The Difference Between Native And Hybrid Apps


Native and hybrid apps are two different approaches to developing mobile applications, each with its own set of advantages and trade-offs.

Native Apps:

  • Platform-Specific: Native apps are developed for a specific mobile platform, such as iOS or Android, using platform-specific programming languages (Swift or Objective-C for iOS, and Java or Kotlin for Android).
  • Performance: Native apps are known for superior performance because they can directly access the device's hardware and features. They are optimized for the specific platform, resulting in faster execution.
  • User Experience: Native apps offer a seamless and consistent user experience that aligns with the platform's design guidelines. They can provide a more intuitive and responsive interface.
  • Access to Device Features: Native apps can access a wide range of device features, including GPS, camera, accelerometer, and more, offering advanced capabilities for app development.
  • App Store Distribution: Native apps are typically distributed through platform-specific app stores (e.g., Apple App Store and Google Play Store). They undergo a review process for quality and security.
  • Offline Functionality: Native apps can function partially or fully offline, depending on their design and features.
  • Development Time: Developing native apps for multiple platforms (iOS and Android) requires separate codebases, which can increase development time and cost.
  • Maintenance: Ongoing maintenance and updates must be managed separately for each platform, which can be time-consuming.
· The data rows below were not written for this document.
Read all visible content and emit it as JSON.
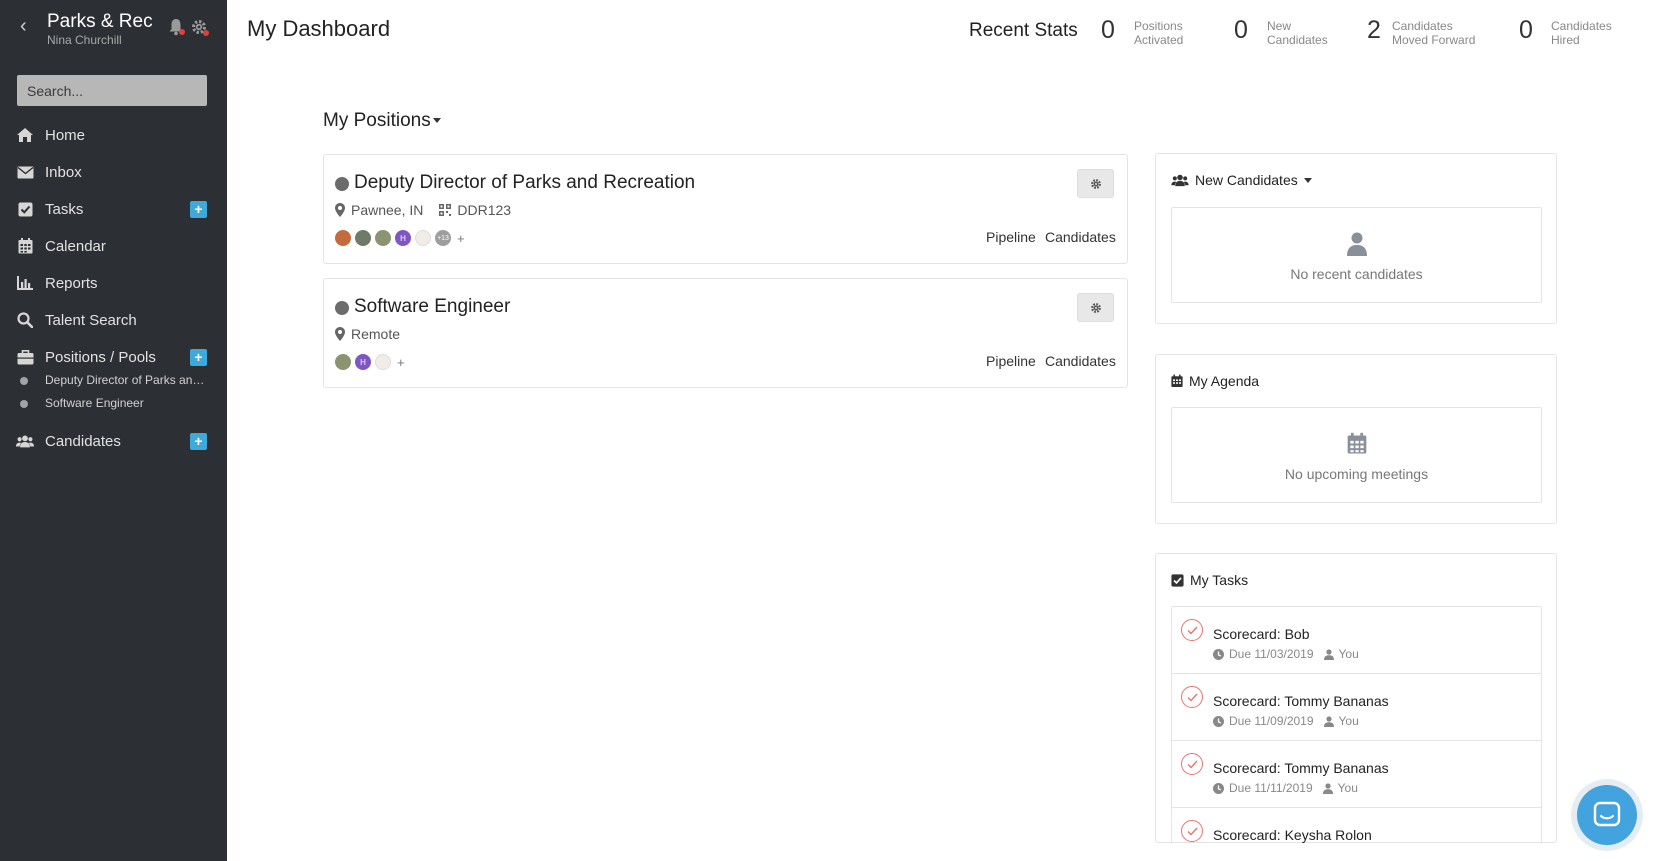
{
  "sidebar": {
    "org_name": "Parks & Rec",
    "user_name": "Nina Churchill",
    "search_placeholder": "Search...",
    "items": [
      {
        "label": "Home",
        "icon": "home-icon"
      },
      {
        "label": "Inbox",
        "icon": "envelope-icon"
      },
      {
        "label": "Tasks",
        "icon": "checkbox-icon",
        "has_add": true
      },
      {
        "label": "Calendar",
        "icon": "calendar-icon"
      },
      {
        "label": "Reports",
        "icon": "bar-chart-icon"
      },
      {
        "label": "Talent Search",
        "icon": "search-icon"
      },
      {
        "label": "Positions / Pools",
        "icon": "briefcase-icon",
        "has_add": true
      },
      {
        "label": "Candidates",
        "icon": "users-icon",
        "has_add": true
      }
    ],
    "sub_items": [
      {
        "label": "Deputy Director of Parks and Recreation"
      },
      {
        "label": "Software Engineer"
      }
    ],
    "add_label": "+"
  },
  "header": {
    "title": "My Dashboard",
    "recent_stats_label": "Recent Stats",
    "stats": [
      {
        "value": "0",
        "line1": "Positions",
        "line2": "Activated"
      },
      {
        "value": "0",
        "line1": "New",
        "line2": "Candidates"
      },
      {
        "value": "2",
        "line1": "Candidates",
        "line2": "Moved Forward"
      },
      {
        "value": "0",
        "line1": "Candidates",
        "line2": "Hired"
      }
    ]
  },
  "positions": {
    "heading": "My Positions",
    "items": [
      {
        "title": "Deputy Director of Parks and Recreation",
        "location": "Pawnee, IN",
        "code": "DDR123",
        "pipeline_label": "Pipeline",
        "candidates_label": "Candidates",
        "avatars": [
          "photo",
          "photo",
          "photo",
          "H",
          "photo",
          "+13"
        ],
        "add_label": "+"
      },
      {
        "title": "Software Engineer",
        "location": "Remote",
        "pipeline_label": "Pipeline",
        "candidates_label": "Candidates",
        "avatars": [
          "photo",
          "H",
          "photo"
        ],
        "add_label": "+"
      }
    ]
  },
  "widgets": {
    "new_candidates": {
      "title": "New Candidates",
      "empty_text": "No recent candidates"
    },
    "agenda": {
      "title": "My Agenda",
      "empty_text": "No upcoming meetings"
    },
    "tasks": {
      "title": "My Tasks",
      "items": [
        {
          "title": "Scorecard: Bob",
          "due": "Due 11/03/2019",
          "assignee": "You"
        },
        {
          "title": "Scorecard: Tommy Bananas",
          "due": "Due 11/09/2019",
          "assignee": "You"
        },
        {
          "title": "Scorecard: Tommy Bananas",
          "due": "Due 11/11/2019",
          "assignee": "You"
        },
        {
          "title": "Scorecard: Keysha Rolon",
          "due": "",
          "assignee": ""
        }
      ]
    }
  },
  "colors": {
    "sidebar_bg": "#2c2f33",
    "accent": "#3fa9d9",
    "chat_button": "#42a3de",
    "task_check": "#e57373"
  }
}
Hybrid Apps:

  • Cross-Platform: Hybrid apps are developed using web technologies such as HTML, CSS, and JavaScript, which are wrapped in a native shell. They can run on multiple platforms with minimal code adjustments.
  • Code Reusability: Hybrid apps offer a significant advantage in terms of code reusability, as a single codebase can be used for both iOS and Android.
  • Development Efficiency: Developing hybrid apps can be more efficient in terms of time and cost, as you can reach a wider audience with a single codebase.
  • Access to Device Features: Hybrid apps can access a limited set of device features through plugins or APIs. While many common features are available, some advanced device capabilities may be more challenging to utilize.
  • User Experience: While hybrid apps can provide a good user experience, they may not always match the level of polish and performance found in native apps.
  • Performance Trade-Off: Performance can be a challenge for hybrid apps, as they rely on a WebView component for rendering web content, which can introduce a performance gap compared to native apps.
  • Offline Functionality: Hybrid apps can support offline functionality to some extent, but it depends on the specific implementation and use of local storage.
  • App Store Distribution: Hybrid apps can be distributed through app stores like native apps, but they may face some limitations in terms of access to specific features.
  • Cross-Platform Development Tools: Popular hybrid app development frameworks include Apache Cordova (formerly PhoneGap), React Native, and Flutter. These frameworks aim to bridge the gap between native and hybrid app capabilities.

The choice between native and hybrid app development depends on your project's specific requirements, budget, and time constraints. If you need the best possible performance and access to device-specific features, native development is often the preferred choice. If you want to target multiple platforms with a single codebase and are willing to make some trade-offs in performance and feature access, hybrid development may be a more efficient option.